## Work required
Output the records. Match them exactly.

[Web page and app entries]

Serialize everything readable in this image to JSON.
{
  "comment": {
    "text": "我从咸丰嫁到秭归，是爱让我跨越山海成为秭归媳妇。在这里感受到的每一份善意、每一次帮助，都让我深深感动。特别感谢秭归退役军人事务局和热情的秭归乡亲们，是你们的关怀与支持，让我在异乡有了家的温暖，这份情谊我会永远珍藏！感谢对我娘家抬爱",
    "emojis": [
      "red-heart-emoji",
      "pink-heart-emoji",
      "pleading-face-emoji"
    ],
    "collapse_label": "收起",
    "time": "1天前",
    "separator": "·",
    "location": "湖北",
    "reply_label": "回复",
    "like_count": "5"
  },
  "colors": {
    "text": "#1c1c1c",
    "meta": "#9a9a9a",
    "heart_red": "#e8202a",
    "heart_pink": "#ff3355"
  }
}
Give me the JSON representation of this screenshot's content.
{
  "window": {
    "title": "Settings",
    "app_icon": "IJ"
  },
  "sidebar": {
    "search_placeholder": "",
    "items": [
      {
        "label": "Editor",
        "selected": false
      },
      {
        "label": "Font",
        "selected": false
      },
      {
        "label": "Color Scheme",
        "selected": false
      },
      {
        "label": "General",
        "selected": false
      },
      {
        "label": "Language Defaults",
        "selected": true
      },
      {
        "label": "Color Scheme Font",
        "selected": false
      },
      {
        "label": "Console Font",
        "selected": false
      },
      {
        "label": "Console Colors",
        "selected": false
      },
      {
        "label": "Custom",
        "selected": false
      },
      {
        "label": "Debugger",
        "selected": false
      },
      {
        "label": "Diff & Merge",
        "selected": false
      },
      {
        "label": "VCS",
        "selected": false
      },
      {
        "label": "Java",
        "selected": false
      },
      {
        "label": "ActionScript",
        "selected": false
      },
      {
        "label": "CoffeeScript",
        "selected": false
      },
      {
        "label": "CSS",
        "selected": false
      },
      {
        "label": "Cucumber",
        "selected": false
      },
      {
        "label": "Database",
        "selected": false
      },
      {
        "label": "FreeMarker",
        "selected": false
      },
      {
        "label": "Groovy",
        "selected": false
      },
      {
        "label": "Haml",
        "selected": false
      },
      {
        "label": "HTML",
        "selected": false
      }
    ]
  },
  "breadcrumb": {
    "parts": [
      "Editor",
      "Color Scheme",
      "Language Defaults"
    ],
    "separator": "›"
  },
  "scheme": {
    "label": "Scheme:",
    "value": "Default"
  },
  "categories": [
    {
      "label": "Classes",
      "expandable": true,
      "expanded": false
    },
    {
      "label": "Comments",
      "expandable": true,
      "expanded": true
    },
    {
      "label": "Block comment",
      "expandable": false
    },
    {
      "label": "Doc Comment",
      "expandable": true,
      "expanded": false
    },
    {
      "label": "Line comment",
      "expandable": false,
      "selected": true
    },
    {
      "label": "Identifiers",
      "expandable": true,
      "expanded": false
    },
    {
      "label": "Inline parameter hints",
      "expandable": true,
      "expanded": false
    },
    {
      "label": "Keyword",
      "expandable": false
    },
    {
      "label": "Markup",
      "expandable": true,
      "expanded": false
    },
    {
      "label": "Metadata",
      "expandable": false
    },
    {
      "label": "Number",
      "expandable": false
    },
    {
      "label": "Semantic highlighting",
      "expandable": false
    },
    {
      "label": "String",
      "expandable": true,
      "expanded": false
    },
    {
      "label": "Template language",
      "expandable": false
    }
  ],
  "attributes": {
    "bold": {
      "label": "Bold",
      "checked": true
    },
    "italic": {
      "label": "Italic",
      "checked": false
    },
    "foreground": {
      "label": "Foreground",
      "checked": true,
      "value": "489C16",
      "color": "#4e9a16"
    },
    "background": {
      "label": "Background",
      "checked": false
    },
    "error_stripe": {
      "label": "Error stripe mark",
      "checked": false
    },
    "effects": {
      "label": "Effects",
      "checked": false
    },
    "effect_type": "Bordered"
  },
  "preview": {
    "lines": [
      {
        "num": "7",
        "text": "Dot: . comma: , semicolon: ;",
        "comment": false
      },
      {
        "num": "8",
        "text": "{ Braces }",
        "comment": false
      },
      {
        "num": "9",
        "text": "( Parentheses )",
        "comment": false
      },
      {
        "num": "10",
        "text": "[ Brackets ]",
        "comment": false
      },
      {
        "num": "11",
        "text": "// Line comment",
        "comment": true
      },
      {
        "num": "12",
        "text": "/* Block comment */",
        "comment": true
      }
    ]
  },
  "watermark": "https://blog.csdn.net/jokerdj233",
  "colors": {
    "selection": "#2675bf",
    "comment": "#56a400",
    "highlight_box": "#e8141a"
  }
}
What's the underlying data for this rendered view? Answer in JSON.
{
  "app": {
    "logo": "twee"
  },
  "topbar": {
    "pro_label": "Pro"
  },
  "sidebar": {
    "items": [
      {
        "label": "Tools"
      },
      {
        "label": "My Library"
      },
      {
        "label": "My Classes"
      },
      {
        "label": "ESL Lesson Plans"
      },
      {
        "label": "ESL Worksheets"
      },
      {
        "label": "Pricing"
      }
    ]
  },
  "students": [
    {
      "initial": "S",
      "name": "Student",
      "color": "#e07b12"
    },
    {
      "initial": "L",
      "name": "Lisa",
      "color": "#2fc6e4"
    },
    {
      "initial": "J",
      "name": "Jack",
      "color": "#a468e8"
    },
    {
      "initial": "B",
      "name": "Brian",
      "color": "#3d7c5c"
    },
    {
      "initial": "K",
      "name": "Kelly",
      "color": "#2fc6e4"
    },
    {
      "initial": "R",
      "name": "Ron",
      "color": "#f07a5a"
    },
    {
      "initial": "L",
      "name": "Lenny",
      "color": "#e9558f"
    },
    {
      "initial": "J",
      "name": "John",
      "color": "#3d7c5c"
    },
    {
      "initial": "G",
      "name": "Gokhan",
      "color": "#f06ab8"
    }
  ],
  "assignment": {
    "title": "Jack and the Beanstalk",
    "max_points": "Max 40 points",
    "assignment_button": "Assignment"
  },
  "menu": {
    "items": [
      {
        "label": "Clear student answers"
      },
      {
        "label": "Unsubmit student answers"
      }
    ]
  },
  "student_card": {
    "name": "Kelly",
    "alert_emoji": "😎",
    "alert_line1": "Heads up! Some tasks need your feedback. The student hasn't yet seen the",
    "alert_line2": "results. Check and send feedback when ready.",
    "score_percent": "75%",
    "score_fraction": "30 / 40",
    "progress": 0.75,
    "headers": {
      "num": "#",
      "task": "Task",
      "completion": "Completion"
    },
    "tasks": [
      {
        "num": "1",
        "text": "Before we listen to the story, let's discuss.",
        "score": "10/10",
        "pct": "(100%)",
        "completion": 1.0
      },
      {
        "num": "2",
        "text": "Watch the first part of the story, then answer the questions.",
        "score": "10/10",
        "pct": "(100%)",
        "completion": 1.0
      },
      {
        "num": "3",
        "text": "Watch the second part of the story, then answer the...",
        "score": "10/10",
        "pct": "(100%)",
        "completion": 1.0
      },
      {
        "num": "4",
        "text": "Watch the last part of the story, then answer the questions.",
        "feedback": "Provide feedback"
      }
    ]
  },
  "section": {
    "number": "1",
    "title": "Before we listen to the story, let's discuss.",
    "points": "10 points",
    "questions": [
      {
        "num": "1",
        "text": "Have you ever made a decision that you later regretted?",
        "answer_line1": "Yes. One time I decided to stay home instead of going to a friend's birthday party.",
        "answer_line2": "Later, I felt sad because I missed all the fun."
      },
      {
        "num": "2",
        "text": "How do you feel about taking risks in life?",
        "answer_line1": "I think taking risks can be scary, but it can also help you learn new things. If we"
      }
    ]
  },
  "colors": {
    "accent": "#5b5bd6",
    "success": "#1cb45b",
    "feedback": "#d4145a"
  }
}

## Answer
Serialize everything readable in this image to JSON.
{
  "comment": {
    "text": "我从咸丰嫁到秭归，是爱让我跨越山海成为秭归媳妇。在这里感受到的每一份善意、每一次帮助，都让我深深感动。特别感谢秭归退役军人事务局和热情的秭归乡亲们，是你们的关怀与支持，让我在异乡有了家的温暖，这份情谊我会永远珍藏！感谢对我娘家抬爱",
    "emojis": [
      "red-heart-emoji",
      "pink-heart-emoji",
      "pleading-face-emoji"
    ],
    "collapse_label": "收起",
    "time": "1天前",
    "separator": "·",
    "location": "湖北",
    "reply_label": "回复",
    "like_count": "5"
  },
  "colors": {
    "text": "#1c1c1c",
    "meta": "#9a9a9a",
    "heart_red": "#e8202a",
    "heart_pink": "#ff3355"
  }
}
Give me the JSON representation of this screenshot's content.
{
  "window": {
    "title": "Settings",
    "app_icon": "IJ"
  },
  "sidebar": {
    "search_placeholder": "",
    "items": [
      {
        "label": "Editor",
        "selected": false
      },
      {
        "label": "Font",
        "selected": false
      },
      {
        "label": "Color Scheme",
        "selected": false
      },
      {
        "label": "General",
        "selected": false
      },
      {
        "label": "Language Defaults",
        "selected": true
      },
      {
        "label": "Color Scheme Font",
        "selected": false
      },
      {
        "label": "Console Font",
        "selected": false
      },
      {
        "label": "Console Colors",
        "selected": false
      },
      {
        "label": "Custom",
        "selected": false
      },
      {
        "label": "Debugger",
        "selected": false
      },
      {
        "label": "Diff & Merge",
        "selected": false
      },
      {
        "label": "VCS",
        "selected": false
      },
      {
        "label": "Java",
        "selected": false
      },
      {
        "label": "ActionScript",
        "selected": false
      },
      {
        "label": "CoffeeScript",
        "selected": false
      },
      {
        "label": "CSS",
        "selected": false
      },
      {
        "label": "Cucumber",
        "selected": false
      },
      {
        "label": "Database",
        "selected": false
      },
      {
        "label": "FreeMarker",
        "selected": false
      },
      {
        "label": "Groovy",
        "selected": false
      },
      {
        "label": "Haml",
        "selected": false
      },
      {
        "label": "HTML",
        "selected": false
      }
    ]
  },
  "breadcrumb": {
    "parts": [
      "Editor",
      "Color Scheme",
      "Language Defaults"
    ],
    "separator": "›"
  },
  "scheme": {
    "label": "Scheme:",
    "value": "Default"
  },
  "categories": [
    {
      "label": "Classes",
      "expandable": true,
      "expanded": false
    },
    {
      "label": "Comments",
      "expandable": true,
      "expanded": true
    },
    {
      "label": "Block comment",
      "expandable": false
    },
    {
      "label": "Doc Comment",
      "expandable": true,
      "expanded": false
    },
    {
      "label": "Line comment",
      "expandable": false,
      "selected": true
    },
    {
      "label": "Identifiers",
      "expandable": true,
      "expanded": false
    },
    {
      "label": "Inline parameter hints",
      "expandable": true,
      "expanded": false
    },
    {
      "label": "Keyword",
      "expandable": false
    },
    {
      "label": "Markup",
      "expandable": true,
      "expanded": false
    },
    {
      "label": "Metadata",
      "expandable": false
    },
    {
      "label": "Number",
      "expandable": false
    },
    {
      "label": "Semantic highlighting",
      "expandable": false
    },
    {
      "label": "String",
      "expandable": true,
      "expanded": false
    },
    {
      "label": "Template language",
      "expandable": false
    }
  ],
  "attributes": {
    "bold": {
      "label": "Bold",
      "checked": true
    },
    "italic": {
      "label": "Italic",
      "checked": false
    },
    "foreground": {
      "label": "Foreground",
      "checked": true,
      "value": "489C16",
      "color": "#4e9a16"
    },
    "background": {
      "label": "Background",
      "checked": false
    },
    "error_stripe": {
      "label": "Error stripe mark",
      "checked": false
    },
    "effects": {
      "label": "Effects",
      "checked": false
    },
    "effect_type": "Bordered"
  },
  "preview": {
    "lines": [
      {
        "num": "7",
        "text": "Dot: . comma: , semicolon: ;",
        "comment": false
      },
      {
        "num": "8",
        "text": "{ Braces }",
        "comment": false
      },
      {
        "num": "9",
        "text": "( Parentheses )",
        "comment": false
      },
      {
        "num": "10",
        "text": "[ Brackets ]",
        "comment": false
      },
      {
        "num": "11",
        "text": "// Line comment",
        "comment": true
      },
      {
        "num": "12",
        "text": "/* Block comment */",
        "comment": true
      }
    ]
  },
  "watermark": "https://blog.csdn.net/jokerdj233",
  "colors": {
    "selection": "#2675bf",
    "comment": "#56a400",
    "highlight_box": "#e8141a"
  }
}
What's the underlying data for this rendered view? Answer in JSON.
{
  "app": {
    "logo": "twee"
  },
  "topbar": {
    "pro_label": "Pro"
  },
  "sidebar": {
    "items": [
      {
        "label": "Tools"
      },
      {
        "label": "My Library"
      },
      {
        "label": "My Classes"
      },
      {
        "label": "ESL Lesson Plans"
      },
      {
        "label": "ESL Worksheets"
      },
      {
        "label": "Pricing"
      }
    ]
  },
  "students": [
    {
      "initial": "S",
      "name": "Student",
      "color": "#e07b12"
    },
    {
      "initial": "L",
      "name": "Lisa",
      "color": "#2fc6e4"
    },
    {
      "initial": "J",
      "name": "Jack",
      "color": "#a468e8"
    },
    {
      "initial": "B",
      "name": "Brian",
      "color": "#3d7c5c"
    },
    {
      "initial": "K",
      "name": "Kelly",
      "color": "#2fc6e4"
    },
    {
      "initial": "R",
      "name": "Ron",
      "color": "#f07a5a"
    },
    {
      "initial": "L",
      "name": "Lenny",
      "color": "#e9558f"
    },
    {
      "initial": "J",
      "name": "John",
      "color": "#3d7c5c"
    },
    {
      "initial": "G",
      "name": "Gokhan",
      "color": "#f06ab8"
    }
  ],
  "assignment": {
    "title": "Jack and the Beanstalk",
    "max_points": "Max 40 points",
    "assignment_button": "Assignment"
  },
  "menu": {
    "items": [
      {
        "label": "Clear student answers"
      },
      {
        "label": "Unsubmit student answers"
      }
    ]
  },
  "student_card": {
    "name": "Kelly",
    "alert_emoji": "😎",
    "alert_line1": "Heads up! Some tasks need your feedback. The student hasn't yet seen the",
    "alert_line2": "results. Check and send feedback when ready.",
    "score_percent": "75%",
    "score_fraction": "30 / 40",
    "progress": 0.75,
    "headers": {
      "num": "#",
      "task": "Task",
      "completion": "Completion"
    },
    "tasks": [
      {
        "num": "1",
        "text": "Before we listen to the story, let's discuss.",
        "score": "10/10",
        "pct": "(100%)",
        "completion": 1.0
      },
      {
        "num": "2",
        "text": "Watch the first part of the story, then answer the questions.",
        "score": "10/10",
        "pct": "(100%)",
        "completion": 1.0
      },
      {
        "num": "3",
        "text": "Watch the second part of the story, then answer the...",
        "score": "10/10",
        "pct": "(100%)",
        "completion": 1.0
      },
      {
        "num": "4",
        "text": "Watch the last part of the story, then answer the questions.",
        "feedback": "Provide feedback"
      }
    ]
  },
  "section": {
    "number": "1",
    "title": "Before we listen to the story, let's discuss.",
    "points": "10 points",
    "questions": [
      {
        "num": "1",
        "text": "Have you ever made a decision that you later regretted?",
        "answer_line1": "Yes. One time I decided to stay home instead of going to a friend's birthday party.",
        "answer_line2": "Later, I felt sad because I missed all the fun."
      },
      {
        "num": "2",
        "text": "How do you feel about taking risks in life?",
        "answer_line1": "I think taking risks can be scary, but it can also help you learn new things. If we"
      }
    ]
  },
  "colors": {
    "accent": "#5b5bd6",
    "success": "#1cb45b",
    "feedback": "#d4145a"
  }
}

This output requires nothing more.